The bright yellow, red, and black patterned Happyface Spider (a.k.a. Happy
Faced Spider, a.k.a. Happy Spider, a.k.a. Thoridion grallator) is delightful.
(By the way: most spiders don't deserve their sour reputation. It is estimated
that there as many as 170,000 species of spiders out there in the wild.
Most of them basically do, in the words of a colleague of mine at Hawai'i's
Bishow Museum, nothing but "finding food, seeking a mate, producing
offspring, finding adequate shelter and fending off danger.")
The happyface spiders are, to me, more interesting than their brethren
because there is a striking -- and easily observed -- genetic basis to the
pattern on their bodies. Most T. grallator individuals are unpatterned,
and therefore mutants -- those with unusual patterns on them -- they are
literally easy to spot. What is weird, scientifically speaking, is that
on the island of Maui, the happy types seem to follow simple Mendelian inheritance
rules, while on other Hawai'ian islands the body inheritance patterns seem
to be sex-limited.
Thoridion grallator females are a good role model for humans, in a sense,
in that they guard their eggs till the eggs hatch, and thereafter catch
food for the spiderlings.
Should you ever wish to quit surfing on the Hawai'ian shores and check
for the better sides of the islands, go to the rainforests on O'ahu and

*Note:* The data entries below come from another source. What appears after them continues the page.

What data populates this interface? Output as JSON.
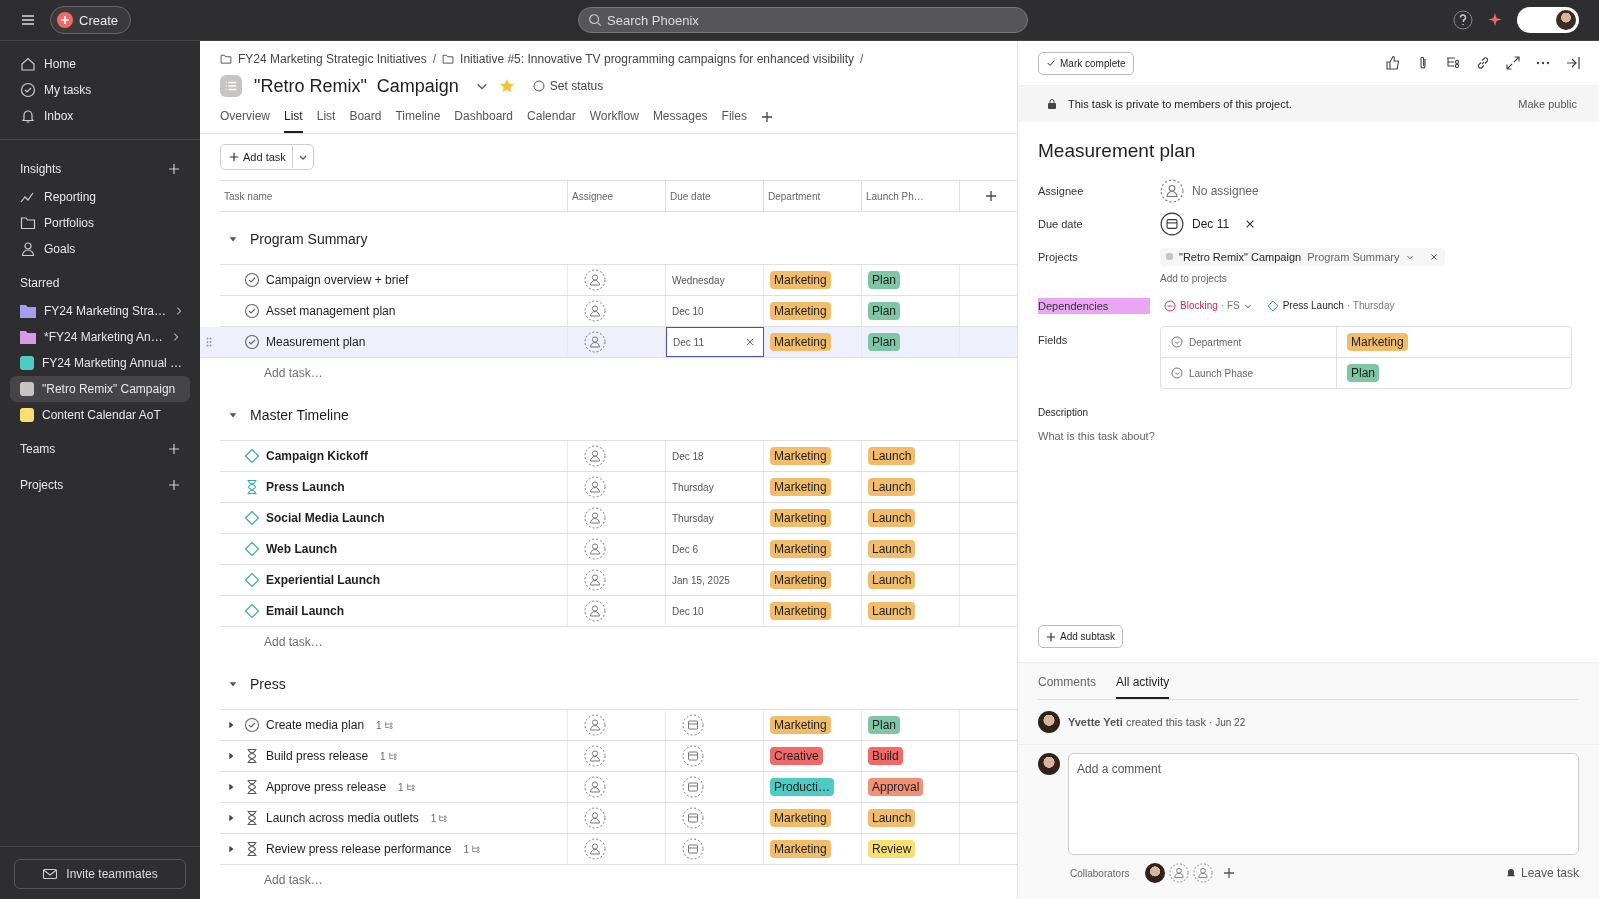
{
  "topbar": {
    "create_label": "Create",
    "search_placeholder": "Search Phoenix"
  },
  "sidebar": {
    "nav": [
      {
        "label": "Home",
        "kind": "home",
        "selected": false
      },
      {
        "label": "My tasks",
        "kind": "check",
        "selected": false
      },
      {
        "label": "Inbox",
        "kind": "bell",
        "selected": false
      }
    ],
    "insights": {
      "title": "Insights",
      "items": [
        {
          "label": "Reporting",
          "kind": "chart"
        },
        {
          "label": "Portfolios",
          "kind": "folder"
        },
        {
          "label": "Goals",
          "kind": "person"
        }
      ]
    },
    "starred": {
      "title": "Starred",
      "items": [
        {
          "label": "FY24 Marketing Stra…",
          "kind": "portfolio",
          "color": "#a79df2",
          "selected": false
        },
        {
          "label": "*FY24 Marketing An…",
          "kind": "portfolio",
          "color": "#d79ae6",
          "selected": false
        },
        {
          "label": "FY24 Marketing Annual …",
          "kind": "project",
          "color": "#4ecbc4",
          "selected": false
        },
        {
          "label": "\"Retro Remix\" Campaign",
          "kind": "project",
          "color": "#c7c4c4",
          "selected": true
        },
        {
          "label": "Content Calendar AoT",
          "kind": "project",
          "color": "#f8df72",
          "selected": false
        }
      ]
    },
    "teams_title": "Teams",
    "projects_title": "Projects",
    "invite_label": "Invite teammates"
  },
  "project": {
    "breadcrumbs": [
      {
        "label": "FY24 Marketing Strategic Initiatives",
        "separator": "/"
      },
      {
        "label": "Initiative #5: Innovative TV programming campaigns for enhanced visibility",
        "separator": "/"
      }
    ],
    "title": "\"Retro Remix\"  Campaign",
    "starred": true,
    "status_label": "Set status",
    "tabs": [
      {
        "label": "Overview",
        "selected": false
      },
      {
        "label": "List",
        "selected": true
      },
      {
        "label": "List",
        "selected": false
      },
      {
        "label": "Board",
        "selected": false
      },
      {
        "label": "Timeline",
        "selected": false
      },
      {
        "label": "Dashboard",
        "selected": false
      },
      {
        "label": "Calendar",
        "selected": false
      },
      {
        "label": "Workflow",
        "selected": false
      },
      {
        "label": "Messages",
        "selected": false
      },
      {
        "label": "Files",
        "selected": false
      }
    ],
    "add_task_label": "Add task"
  },
  "table": {
    "columns": [
      "Task name",
      "Assignee",
      "Due date",
      "Department",
      "Launch Ph…"
    ],
    "sections": [
      {
        "title": "Program Summary",
        "bold": false,
        "add_task": "Add task…",
        "tasks": [
          {
            "name": "Campaign overview + brief",
            "kind": "task",
            "due": "Wednesday",
            "department": {
              "label": "Marketing",
              "color": "#f1bd6c"
            },
            "phase": {
              "label": "Plan",
              "color": "#7fc6a4"
            },
            "selected": false
          },
          {
            "name": "Asset management plan",
            "kind": "task",
            "due": "Dec 10",
            "department": {
              "label": "Marketing",
              "color": "#f1bd6c"
            },
            "phase": {
              "label": "Plan",
              "color": "#7fc6a4"
            },
            "selected": false
          },
          {
            "name": "Measurement plan",
            "kind": "task",
            "due": "Dec 11",
            "department": {
              "label": "Marketing",
              "color": "#f1bd6c"
            },
            "phase": {
              "label": "Plan",
              "color": "#7fc6a4"
            },
            "selected": true
          }
        ]
      },
      {
        "title": "Master Timeline",
        "bold": true,
        "add_task": "Add task…",
        "tasks": [
          {
            "name": "Campaign Kickoff",
            "kind": "milestone",
            "due": "Dec 18",
            "department": {
              "label": "Marketing",
              "color": "#f1bd6c"
            },
            "phase": {
              "label": "Launch",
              "color": "#f1bd6c"
            },
            "selected": false
          },
          {
            "name": "Press Launch",
            "kind": "approval",
            "due": "Thursday",
            "department": {
              "label": "Marketing",
              "color": "#f1bd6c"
            },
            "phase": {
              "label": "Launch",
              "color": "#f1bd6c"
            },
            "selected": false
          },
          {
            "name": "Social Media Launch",
            "kind": "milestone",
            "due": "Thursday",
            "department": {
              "label": "Marketing",
              "color": "#f1bd6c"
            },
            "phase": {
              "label": "Launch",
              "color": "#f1bd6c"
            },
            "selected": false
          },
          {
            "name": "Web Launch",
            "kind": "milestone",
            "due": "Dec 6",
            "department": {
              "label": "Marketing",
              "color": "#f1bd6c"
            },
            "phase": {
              "label": "Launch",
              "color": "#f1bd6c"
            },
            "selected": false
          },
          {
            "name": "Experiential Launch",
            "kind": "milestone",
            "due": "Jan 15, 2025",
            "department": {
              "label": "Marketing",
              "color": "#f1bd6c"
            },
            "phase": {
              "label": "Launch",
              "color": "#f1bd6c"
            },
            "selected": false
          },
          {
            "name": "Email Launch",
            "kind": "milestone",
            "due": "Dec 10",
            "department": {
              "label": "Marketing",
              "color": "#f1bd6c"
            },
            "phase": {
              "label": "Launch",
              "color": "#f1bd6c"
            },
            "selected": false
          }
        ]
      },
      {
        "title": "Press",
        "bold": false,
        "add_task": "Add task…",
        "tasks": [
          {
            "name": "Create media plan",
            "kind": "task",
            "subtasks": "1",
            "department": {
              "label": "Marketing",
              "color": "#f1bd6c"
            },
            "phase": {
              "label": "Plan",
              "color": "#7fc6a4"
            },
            "selected": false
          },
          {
            "name": "Build press release",
            "kind": "approval",
            "subtasks": "1",
            "department": {
              "label": "Creative",
              "color": "#f06a6a"
            },
            "phase": {
              "label": "Build",
              "color": "#f06a6a"
            },
            "selected": false
          },
          {
            "name": "Approve press release",
            "kind": "approval",
            "subtasks": "1",
            "department": {
              "label": "Producti…",
              "color": "#4ecbc4"
            },
            "phase": {
              "label": "Approval",
              "color": "#f29077"
            },
            "selected": false
          },
          {
            "name": "Launch across media outlets",
            "kind": "approval",
            "subtasks": "1",
            "department": {
              "label": "Marketing",
              "color": "#f1bd6c"
            },
            "phase": {
              "label": "Launch",
              "color": "#f1bd6c"
            },
            "selected": false
          },
          {
            "name": "Review press release performance",
            "kind": "approval",
            "subtasks": "1",
            "department": {
              "label": "Marketing",
              "color": "#f1bd6c"
            },
            "phase": {
              "label": "Review",
              "color": "#f8df72"
            },
            "selected": false
          }
        ]
      }
    ]
  },
  "detail": {
    "mark_complete": "Mark complete",
    "private_notice": "This task is private to members of this project.",
    "make_public": "Make public",
    "title": "Measurement plan",
    "assignee_label": "Assignee",
    "assignee_value": "No assignee",
    "due_label": "Due date",
    "due_value": "Dec 11",
    "projects_label": "Projects",
    "project_name": "\"Retro Remix\" Campaign",
    "project_section": "Program Summary",
    "add_to_projects": "Add to projects",
    "dependencies_label": "Dependencies",
    "dependency_type": "Blocking",
    "dependency_mode": "· FS",
    "dependency_task": "Press Launch",
    "dependency_due": "· Thursday",
    "fields_label": "Fields",
    "fields": [
      {
        "name": "Department",
        "value": {
          "label": "Marketing",
          "color": "#f1bd6c"
        }
      },
      {
        "name": "Launch Phase",
        "value": {
          "label": "Plan",
          "color": "#7fc6a4"
        }
      }
    ],
    "description_label": "Description",
    "description_placeholder": "What is this task about?",
    "add_subtask": "Add subtask",
    "activity_tabs": [
      {
        "label": "Comments",
        "selected": false
      },
      {
        "label": "All activity",
        "selected": true
      }
    ],
    "activity": {
      "author": "Yvette Yeti",
      "action": "created this task",
      "time": "· Jun 22"
    },
    "comment_placeholder": "Add a comment",
    "collaborators_label": "Collaborators",
    "leave_task": "Leave task"
  }
}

the Big Island. This is may be your only chance to see happy face spiders.
They have never been found in other parts of the world.
The photos here were taken by William P. Mull/Hawai'i Biological Survey/Bishop
You can see more happyface spiders by going to the (non-spider) web and
looking at <http://biology.swau.edu/faculty/petr/ftphotos/hawaii/postcards/spiders/>
© Copyright 2001 Annals of Improbable Research (AIR)